Lower front suspension parts are common with the Citroen C5, while the upper parts are unique to the Peugeot. The rear suspension is a development of the 406's system. The suspension (pictured) has been designed so that in hard cornering, the negative camber is increased both front and rear, improving the car's handling. The 3.0-litre V6 has electronically controlled damping used in the Peugeot 607, which continuously monitors road conditions and adjusts the dampers in about 40 milliseconds.
Peugeot wanted class-leading braking performance for the 407 and uses 330mm discs at the front with 290mm at the rear – particularly large for this class. In Peugeot tests, the 407 has been hauled to a stop from 81mph in 66 metres, quicker than most of its rivals.

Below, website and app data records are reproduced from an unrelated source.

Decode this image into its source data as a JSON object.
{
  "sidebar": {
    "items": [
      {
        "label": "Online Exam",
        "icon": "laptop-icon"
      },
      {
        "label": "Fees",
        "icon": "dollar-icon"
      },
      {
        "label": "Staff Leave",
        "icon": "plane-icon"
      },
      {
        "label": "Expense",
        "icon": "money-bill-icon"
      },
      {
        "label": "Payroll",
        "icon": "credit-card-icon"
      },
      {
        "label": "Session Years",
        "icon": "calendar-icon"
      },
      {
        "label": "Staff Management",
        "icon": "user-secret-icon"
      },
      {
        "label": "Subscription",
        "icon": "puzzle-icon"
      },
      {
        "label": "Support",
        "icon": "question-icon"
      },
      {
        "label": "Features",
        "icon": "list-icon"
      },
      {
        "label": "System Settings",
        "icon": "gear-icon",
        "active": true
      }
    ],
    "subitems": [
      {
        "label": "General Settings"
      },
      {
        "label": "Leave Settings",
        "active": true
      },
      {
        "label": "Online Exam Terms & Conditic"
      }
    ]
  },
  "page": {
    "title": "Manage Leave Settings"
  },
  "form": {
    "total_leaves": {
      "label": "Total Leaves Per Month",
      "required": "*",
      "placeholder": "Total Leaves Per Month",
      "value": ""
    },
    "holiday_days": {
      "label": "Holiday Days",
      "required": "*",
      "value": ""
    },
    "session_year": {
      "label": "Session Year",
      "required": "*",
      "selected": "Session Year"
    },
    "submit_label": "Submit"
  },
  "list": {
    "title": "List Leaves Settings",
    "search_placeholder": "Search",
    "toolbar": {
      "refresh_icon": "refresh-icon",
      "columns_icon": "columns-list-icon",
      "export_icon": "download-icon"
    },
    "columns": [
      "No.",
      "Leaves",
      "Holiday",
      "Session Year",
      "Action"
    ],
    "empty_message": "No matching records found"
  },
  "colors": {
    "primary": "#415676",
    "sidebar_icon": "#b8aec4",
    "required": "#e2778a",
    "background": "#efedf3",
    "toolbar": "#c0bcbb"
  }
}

The 407's electronic stability programme comprises cornering brake control, emergency braking assistance, traction control, ABS with electronic brake force distribution and vehicle stability control.
A combination of systems in operation can reduce running wide on corners by braking three of the four wheels, or cut out oversteer with barely detectable intervention for slight oversteer or more overt control when the rear-end steps out in a more pronounced fashion.
Behind the wheel
STRICTLY speaking, this section is written from the front passenger seat, as no journalist is allowed to drive the 407 for a few more weeks.
However, with an engineer at the wheel who had already racked up thousands of kilometres in the 407 during its development, and with a far better knowledge of local roads than I had, I was able to gain a good degree of awareness of how the car performs.
Some of the distinctiveness of the exterior is carried inside with the instrument binnacle and centre console standing out from the rest of the dashboard, and a level of quality on a par with the best in the volume upper-medium sector.
The first of the two models available for assessment was the 3.0-litre V6 with the new six-speed automatic transmission, which is noticeably smoother than the four-speed unit it replaces.
The car picks up speed effortlessly and apart from the velvety muted six-cylinder soundtrack, barely audible unless pushed hard, the 407 remains quiet right up to the 81mph legal limit in France.
The engineer in the driving seat said benchmarks for the 407 were the Ford Mondeo, Renault Laguna and even the BMW 3-series.
It's quite a challenge for the engineers to give a front-wheel drive car as much driver appeal as a 3-series.
Off the motorway, the 407 seemed to relish being hustled along sweeping country roads, with seemingly few steering movements from the driver to ensure the desired line was held through corners.
Grip levels in the wide-tyred 3.0-litre were remarkable in the dry and on challenging and undulating surfaces, the ride was utterly cosseting. Occupants were aware of bumps and changes of road surface through the merest audible thump through the suspension, but the car's behaviour barely changed.
The 407 felt solid during high-speed corners, with very little leaning and sure-footed body control.
A spell in the 2.0 HDi showed that while there is no mistaking it for a diesel at idle, the engine is quiet on the move, with a healthy dose of mid-range torque allowing the diesel to keep the V6 in its sights in the chase along country roads.
IF the Peugeot 407 drives as well as it feels from the passenger seat, then the Ford Mondeo is in danger of losing its mantle as the best riding/handling car in the upper-medium sector. Strong on safety, performance and with good diesels, the 407 is bound to appeal to those who don't want a Mondeo or Vectra.